Web page and app entries:
"""

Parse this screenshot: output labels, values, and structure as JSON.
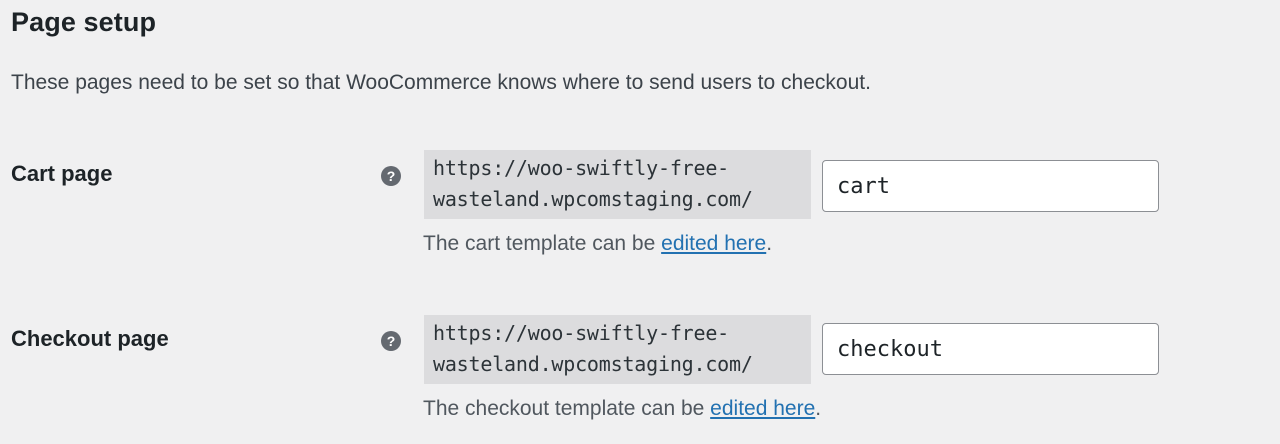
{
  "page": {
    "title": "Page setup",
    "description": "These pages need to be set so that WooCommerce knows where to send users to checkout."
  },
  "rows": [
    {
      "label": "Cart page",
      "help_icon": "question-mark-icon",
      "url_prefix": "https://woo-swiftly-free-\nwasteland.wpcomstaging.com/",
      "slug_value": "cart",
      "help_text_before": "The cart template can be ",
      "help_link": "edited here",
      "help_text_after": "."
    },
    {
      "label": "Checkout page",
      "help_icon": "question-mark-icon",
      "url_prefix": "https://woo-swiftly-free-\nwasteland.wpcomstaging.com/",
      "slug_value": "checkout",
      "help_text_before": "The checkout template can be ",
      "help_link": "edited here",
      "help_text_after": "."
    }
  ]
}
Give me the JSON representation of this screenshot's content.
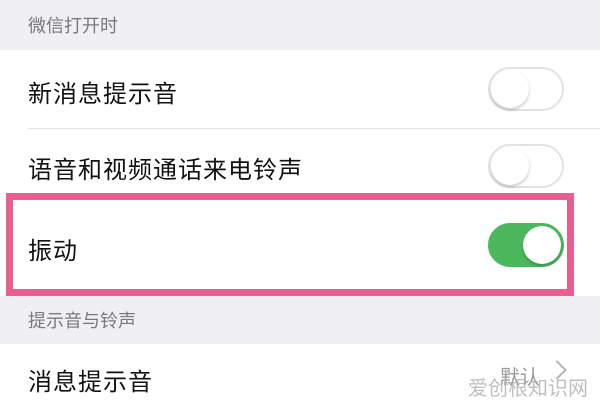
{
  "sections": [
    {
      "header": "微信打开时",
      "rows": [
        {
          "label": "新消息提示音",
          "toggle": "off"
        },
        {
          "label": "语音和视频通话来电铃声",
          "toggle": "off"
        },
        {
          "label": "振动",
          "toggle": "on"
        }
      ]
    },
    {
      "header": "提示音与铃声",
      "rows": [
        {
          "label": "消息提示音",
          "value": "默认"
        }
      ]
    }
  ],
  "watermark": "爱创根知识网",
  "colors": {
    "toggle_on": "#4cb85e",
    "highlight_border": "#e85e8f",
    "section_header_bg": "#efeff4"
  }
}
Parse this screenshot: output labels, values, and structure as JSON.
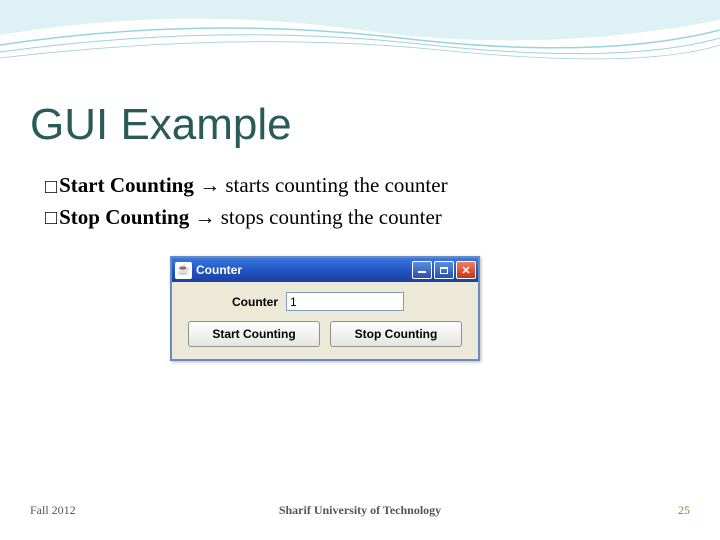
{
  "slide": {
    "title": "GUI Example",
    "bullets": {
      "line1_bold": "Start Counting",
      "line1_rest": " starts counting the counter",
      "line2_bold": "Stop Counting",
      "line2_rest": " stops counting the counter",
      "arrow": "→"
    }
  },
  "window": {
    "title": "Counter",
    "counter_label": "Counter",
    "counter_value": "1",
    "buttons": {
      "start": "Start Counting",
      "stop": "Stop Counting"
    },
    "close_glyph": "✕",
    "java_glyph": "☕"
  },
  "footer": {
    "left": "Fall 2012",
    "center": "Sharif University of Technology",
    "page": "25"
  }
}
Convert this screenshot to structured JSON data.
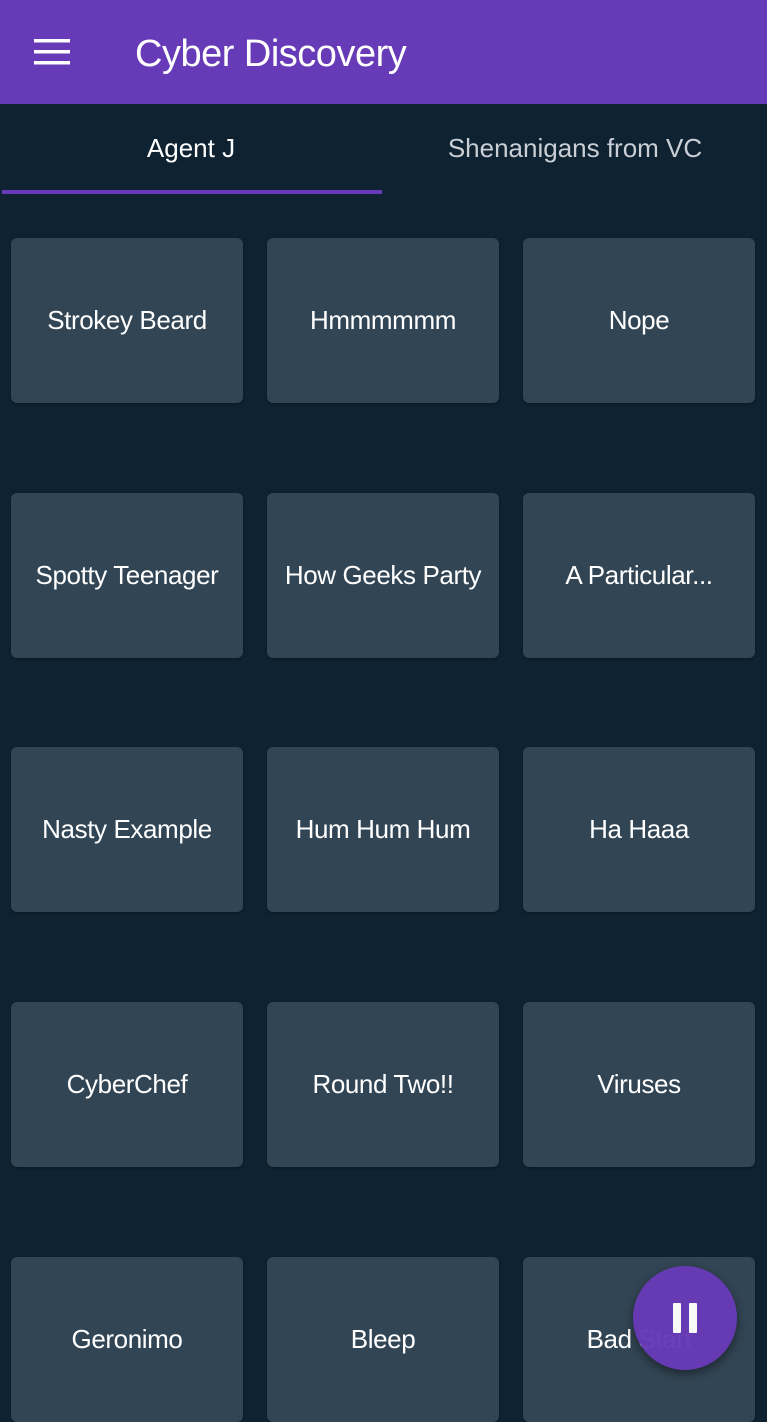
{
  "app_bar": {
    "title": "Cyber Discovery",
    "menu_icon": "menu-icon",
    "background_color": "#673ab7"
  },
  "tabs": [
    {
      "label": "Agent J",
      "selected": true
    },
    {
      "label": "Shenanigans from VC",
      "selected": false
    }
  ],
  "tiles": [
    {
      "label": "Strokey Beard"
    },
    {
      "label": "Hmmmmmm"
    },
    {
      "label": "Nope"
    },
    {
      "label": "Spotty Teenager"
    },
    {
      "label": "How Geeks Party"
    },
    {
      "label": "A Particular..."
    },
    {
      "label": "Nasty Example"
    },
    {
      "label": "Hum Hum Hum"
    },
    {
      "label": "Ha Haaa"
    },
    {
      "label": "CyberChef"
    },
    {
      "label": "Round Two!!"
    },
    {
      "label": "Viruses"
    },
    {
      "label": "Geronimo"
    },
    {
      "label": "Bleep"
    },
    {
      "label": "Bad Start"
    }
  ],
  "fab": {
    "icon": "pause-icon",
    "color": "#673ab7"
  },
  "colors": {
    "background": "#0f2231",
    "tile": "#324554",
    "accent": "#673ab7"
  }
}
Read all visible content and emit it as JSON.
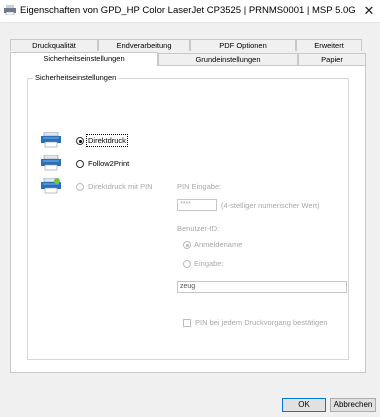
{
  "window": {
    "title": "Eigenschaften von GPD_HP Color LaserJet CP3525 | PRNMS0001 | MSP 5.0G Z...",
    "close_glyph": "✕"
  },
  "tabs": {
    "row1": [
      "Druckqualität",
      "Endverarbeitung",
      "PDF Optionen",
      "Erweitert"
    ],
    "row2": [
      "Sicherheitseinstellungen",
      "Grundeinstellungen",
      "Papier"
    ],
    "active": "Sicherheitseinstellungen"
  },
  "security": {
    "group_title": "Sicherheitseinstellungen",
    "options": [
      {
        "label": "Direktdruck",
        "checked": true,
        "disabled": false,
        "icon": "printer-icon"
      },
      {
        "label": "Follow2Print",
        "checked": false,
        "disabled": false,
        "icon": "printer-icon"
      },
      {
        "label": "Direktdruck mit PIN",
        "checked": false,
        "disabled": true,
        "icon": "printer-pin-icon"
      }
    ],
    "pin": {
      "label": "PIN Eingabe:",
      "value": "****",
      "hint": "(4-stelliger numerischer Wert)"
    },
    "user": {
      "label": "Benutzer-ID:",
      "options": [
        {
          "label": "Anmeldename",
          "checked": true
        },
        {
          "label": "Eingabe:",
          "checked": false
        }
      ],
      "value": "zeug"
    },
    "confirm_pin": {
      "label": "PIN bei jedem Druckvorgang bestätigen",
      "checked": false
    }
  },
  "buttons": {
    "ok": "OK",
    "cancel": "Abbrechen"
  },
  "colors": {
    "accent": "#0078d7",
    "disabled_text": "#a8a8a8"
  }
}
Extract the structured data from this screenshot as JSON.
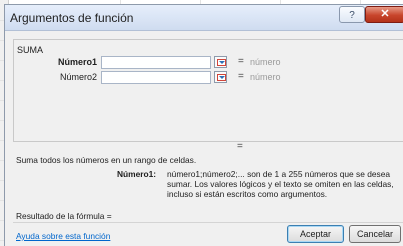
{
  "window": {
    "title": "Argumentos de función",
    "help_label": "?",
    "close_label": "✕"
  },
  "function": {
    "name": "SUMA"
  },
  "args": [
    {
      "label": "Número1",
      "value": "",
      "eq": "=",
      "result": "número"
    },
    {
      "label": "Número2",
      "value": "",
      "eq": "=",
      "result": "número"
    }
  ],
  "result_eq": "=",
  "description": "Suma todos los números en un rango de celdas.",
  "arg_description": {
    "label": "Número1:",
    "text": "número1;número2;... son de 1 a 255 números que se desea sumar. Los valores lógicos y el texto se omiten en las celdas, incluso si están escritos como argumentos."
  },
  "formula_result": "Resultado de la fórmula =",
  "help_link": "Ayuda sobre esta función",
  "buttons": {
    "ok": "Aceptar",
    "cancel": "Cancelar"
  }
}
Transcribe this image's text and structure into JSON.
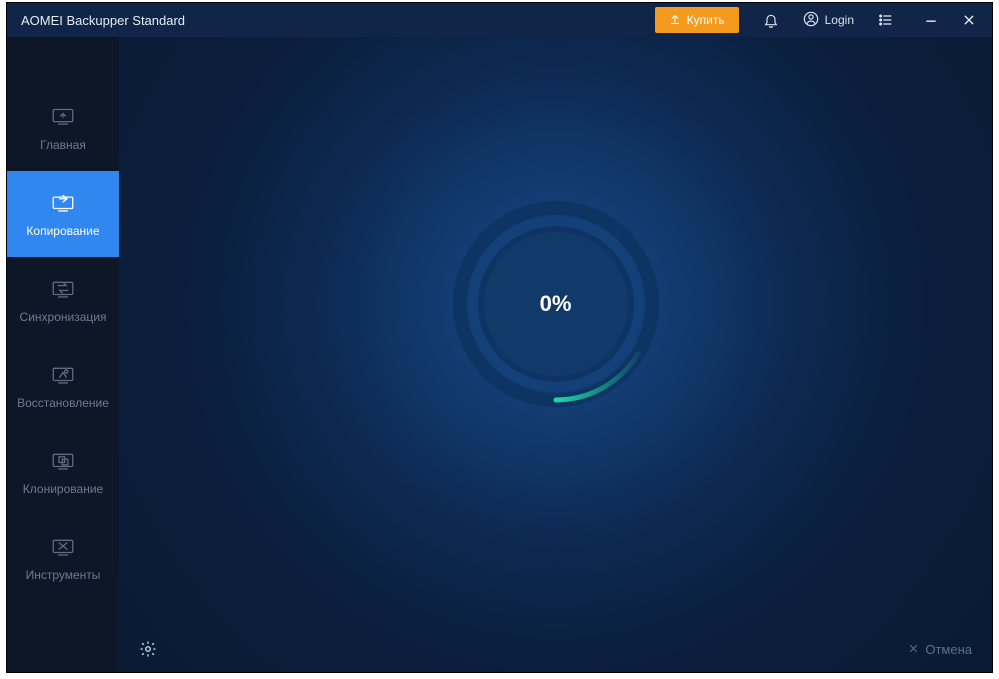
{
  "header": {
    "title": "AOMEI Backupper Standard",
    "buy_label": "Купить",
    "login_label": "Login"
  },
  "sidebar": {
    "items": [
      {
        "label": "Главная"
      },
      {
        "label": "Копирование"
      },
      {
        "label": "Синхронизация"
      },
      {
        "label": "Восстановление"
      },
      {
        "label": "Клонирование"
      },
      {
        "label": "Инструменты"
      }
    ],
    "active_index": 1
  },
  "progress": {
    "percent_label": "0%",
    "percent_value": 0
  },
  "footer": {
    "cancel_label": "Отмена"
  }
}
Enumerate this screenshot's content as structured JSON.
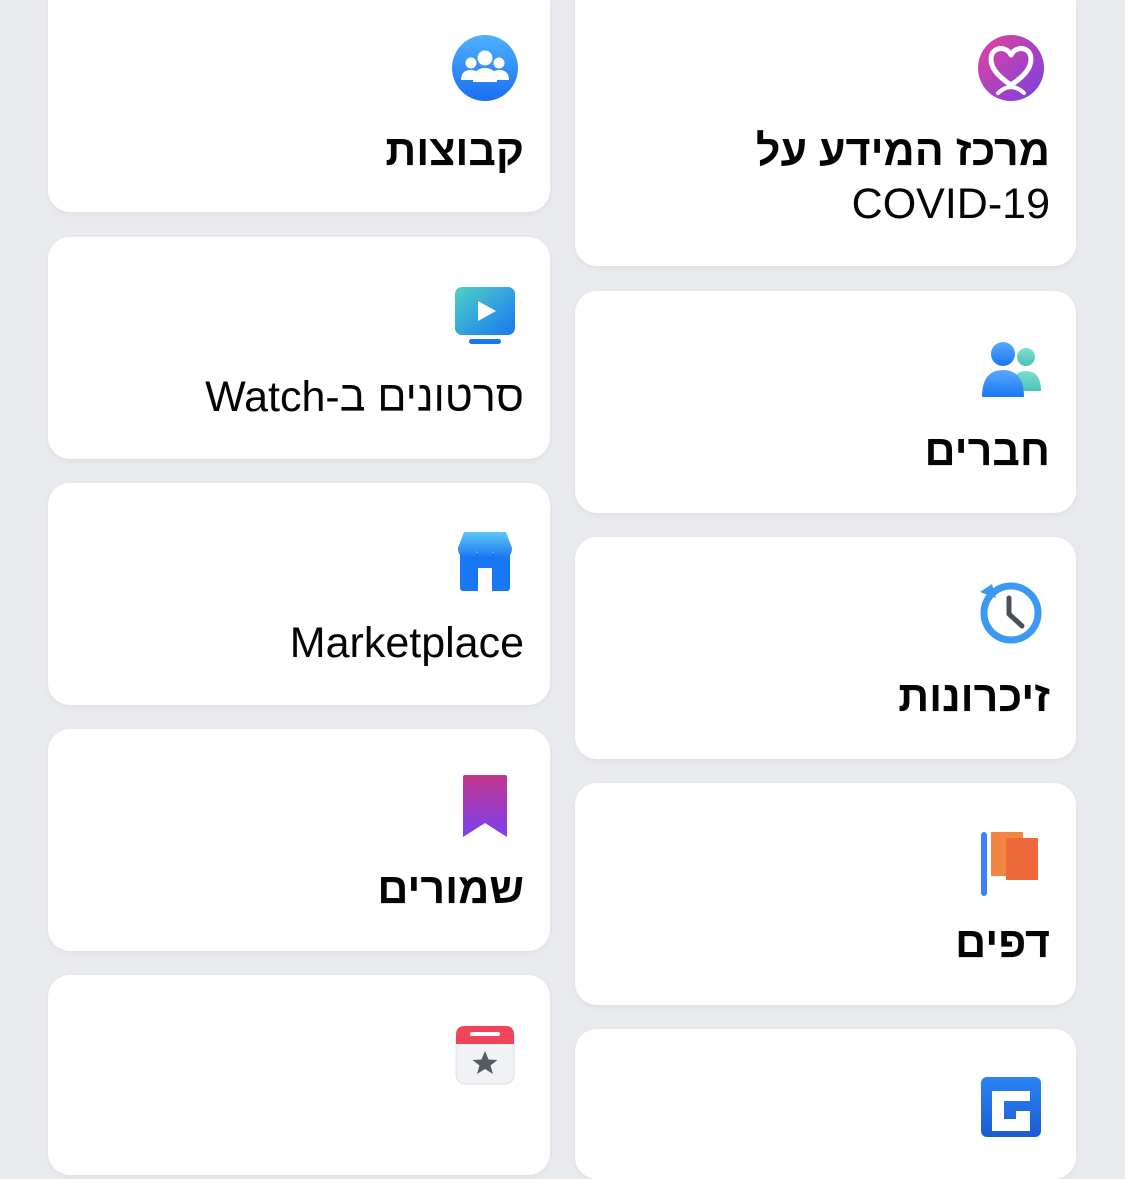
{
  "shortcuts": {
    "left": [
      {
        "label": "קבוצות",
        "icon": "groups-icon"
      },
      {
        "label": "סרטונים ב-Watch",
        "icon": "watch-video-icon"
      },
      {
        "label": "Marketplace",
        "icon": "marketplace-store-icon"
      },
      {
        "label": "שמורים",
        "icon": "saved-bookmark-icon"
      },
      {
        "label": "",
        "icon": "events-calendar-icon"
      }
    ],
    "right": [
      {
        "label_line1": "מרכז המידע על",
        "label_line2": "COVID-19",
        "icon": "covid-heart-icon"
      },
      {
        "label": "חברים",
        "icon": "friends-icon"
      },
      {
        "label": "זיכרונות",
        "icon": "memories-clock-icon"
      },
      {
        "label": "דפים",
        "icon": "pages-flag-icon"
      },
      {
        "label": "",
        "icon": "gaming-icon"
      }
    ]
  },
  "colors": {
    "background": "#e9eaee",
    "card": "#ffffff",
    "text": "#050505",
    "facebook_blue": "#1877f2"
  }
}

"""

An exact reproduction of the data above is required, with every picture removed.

YOUR RESPONSE:
Parse this screenshot: output labels, values, and structure as JSON.
{
  "page": {
    "title": "Page setup",
    "description": "These pages need to be set so that WooCommerce knows where to send users to checkout."
  },
  "rows": [
    {
      "label": "Cart page",
      "help_icon": "question-mark-icon",
      "url_prefix": "https://woo-swiftly-free-\nwasteland.wpcomstaging.com/",
      "slug_value": "cart",
      "help_text_before": "The cart template can be ",
      "help_link": "edited here",
      "help_text_after": "."
    },
    {
      "label": "Checkout page",
      "help_icon": "question-mark-icon",
      "url_prefix": "https://woo-swiftly-free-\nwasteland.wpcomstaging.com/",
      "slug_value": "checkout",
      "help_text_before": "The checkout template can be ",
      "help_link": "edited here",
      "help_text_after": "."
    }
  ]
}
Give me the JSON representation of this screenshot's content.
{
  "sections": [
    {
      "header": "微信打开时",
      "rows": [
        {
          "label": "新消息提示音",
          "toggle": "off"
        },
        {
          "label": "语音和视频通话来电铃声",
          "toggle": "off"
        },
        {
          "label": "振动",
          "toggle": "on"
        }
      ]
    },
    {
      "header": "提示音与铃声",
      "rows": [
        {
          "label": "消息提示音",
          "value": "默认"
        }
      ]
    }
  ],
  "watermark": "爱创根知识网",
  "colors": {
    "toggle_on": "#4cb85e",
    "highlight_border": "#e85e8f",
    "section_header_bg": "#efeff4"
  }
}
Parse this screenshot: output labels, values, and structure as JSON.
{
  "slide": {
    "title": "GUI Example",
    "bullets": {
      "line1_bold": "Start Counting",
      "line1_rest": " starts counting the counter",
      "line2_bold": "Stop Counting",
      "line2_rest": " stops counting the counter",
      "arrow": "→"
    }
  },
  "window": {
    "title": "Counter",
    "counter_label": "Counter",
    "counter_value": "1",
    "buttons": {
      "start": "Start Counting",
      "stop": "Stop Counting"
    },
    "close_glyph": "✕",
    "java_glyph": "☕"
  },
  "footer": {
    "left": "Fall 2012",
    "center": "Sharif University of Technology",
    "page": "25"
  }
}
Convert this screenshot to structured JSON data.
{
  "app_bar": {
    "title": "Cyber Discovery",
    "menu_icon": "menu-icon",
    "background_color": "#673ab7"
  },
  "tabs": [
    {
      "label": "Agent J",
      "selected": true
    },
    {
      "label": "Shenanigans from VC",
      "selected": false
    }
  ],
  "tiles": [
    {
      "label": "Strokey Beard"
    },
    {
      "label": "Hmmmmmm"
    },
    {
      "label": "Nope"
    },
    {
      "label": "Spotty Teenager"
    },
    {
      "label": "How Geeks Party"
    },
    {
      "label": "A Particular..."
    },
    {
      "label": "Nasty Example"
    },
    {
      "label": "Hum Hum Hum"
    },
    {
      "label": "Ha Haaa"
    },
    {
      "label": "CyberChef"
    },
    {
      "label": "Round Two!!"
    },
    {
      "label": "Viruses"
    },
    {
      "label": "Geronimo"
    },
    {
      "label": "Bleep"
    },
    {
      "label": "Bad Start"
    }
  ],
  "fab": {
    "icon": "pause-icon",
    "color": "#673ab7"
  },
  "colors": {
    "background": "#0f2231",
    "tile": "#324554",
    "accent": "#673ab7"
  }
}
Read all visible content and emit it as JSON.
{
  "window": {
    "title": "Eigenschaften von GPD_HP Color LaserJet CP3525 | PRNMS0001 | MSP 5.0G Z...",
    "close_glyph": "✕"
  },
  "tabs": {
    "row1": [
      "Druckqualität",
      "Endverarbeitung",
      "PDF Optionen",
      "Erweitert"
    ],
    "row2": [
      "Sicherheitseinstellungen",
      "Grundeinstellungen",
      "Papier"
    ],
    "active": "Sicherheitseinstellungen"
  },
  "security": {
    "group_title": "Sicherheitseinstellungen",
    "options": [
      {
        "label": "Direktdruck",
        "checked": true,
        "disabled": false,
        "icon": "printer-icon"
      },
      {
        "label": "Follow2Print",
        "checked": false,
        "disabled": false,
        "icon": "printer-icon"
      },
      {
        "label": "Direktdruck mit PIN",
        "checked": false,
        "disabled": true,
        "icon": "printer-pin-icon"
      }
    ],
    "pin": {
      "label": "PIN Eingabe:",
      "value": "****",
      "hint": "(4-stelliger numerischer Wert)"
    },
    "user": {
      "label": "Benutzer-ID:",
      "options": [
        {
          "label": "Anmeldename",
          "checked": true
        },
        {
          "label": "Eingabe:",
          "checked": false
        }
      ],
      "value": "zeug"
    },
    "confirm_pin": {
      "label": "PIN bei jedem Druckvorgang bestätigen",
      "checked": false
    }
  },
  "buttons": {
    "ok": "OK",
    "cancel": "Abbrechen"
  },
  "colors": {
    "accent": "#0078d7",
    "disabled_text": "#a8a8a8"
  }
}
Extract the structured data from this screenshot as JSON.
{
  "window": {
    "title": "Argumentos de función",
    "help_label": "?",
    "close_label": "✕"
  },
  "function": {
    "name": "SUMA"
  },
  "args": [
    {
      "label": "Número1",
      "value": "",
      "eq": "=",
      "result": "número"
    },
    {
      "label": "Número2",
      "value": "",
      "eq": "=",
      "result": "número"
    }
  ],
  "result_eq": "=",
  "description": "Suma todos los números en un rango de celdas.",
  "arg_description": {
    "label": "Número1:",
    "text": "número1;número2;... son de 1 a 255 números que se desea sumar. Los valores lógicos y el texto se omiten en las celdas, incluso si están escritos como argumentos."
  },
  "formula_result": "Resultado de la fórmula =",
  "help_link": "Ayuda sobre esta función",
  "buttons": {
    "ok": "Aceptar",
    "cancel": "Cancelar"
  }
}
Transcribe this image's text and structure into JSON.
{
  "header": {
    "title": "AOMEI Backupper Standard",
    "buy_label": "Купить",
    "login_label": "Login"
  },
  "sidebar": {
    "items": [
      {
        "label": "Главная"
      },
      {
        "label": "Копирование"
      },
      {
        "label": "Синхронизация"
      },
      {
        "label": "Восстановление"
      },
      {
        "label": "Клонирование"
      },
      {
        "label": "Инструменты"
      }
    ],
    "active_index": 1
  },
  "progress": {
    "percent_label": "0%",
    "percent_value": 0
  },
  "footer": {
    "cancel_label": "Отмена"
  }
}
Enumerate this screenshot's content as structured JSON.
{
  "shortcuts": {
    "left": [
      {
        "label": "קבוצות",
        "icon": "groups-icon"
      },
      {
        "label": "סרטונים ב-Watch",
        "icon": "watch-video-icon"
      },
      {
        "label": "Marketplace",
        "icon": "marketplace-store-icon"
      },
      {
        "label": "שמורים",
        "icon": "saved-bookmark-icon"
      },
      {
        "label": "",
        "icon": "events-calendar-icon"
      }
    ],
    "right": [
      {
        "label_line1": "מרכז המידע על",
        "label_line2": "COVID-19",
        "icon": "covid-heart-icon"
      },
      {
        "label": "חברים",
        "icon": "friends-icon"
      },
      {
        "label": "זיכרונות",
        "icon": "memories-clock-icon"
      },
      {
        "label": "דפים",
        "icon": "pages-flag-icon"
      },
      {
        "label": "",
        "icon": "gaming-icon"
      }
    ]
  },
  "colors": {
    "background": "#e9eaee",
    "card": "#ffffff",
    "text": "#050505",
    "facebook_blue": "#1877f2"
  }
}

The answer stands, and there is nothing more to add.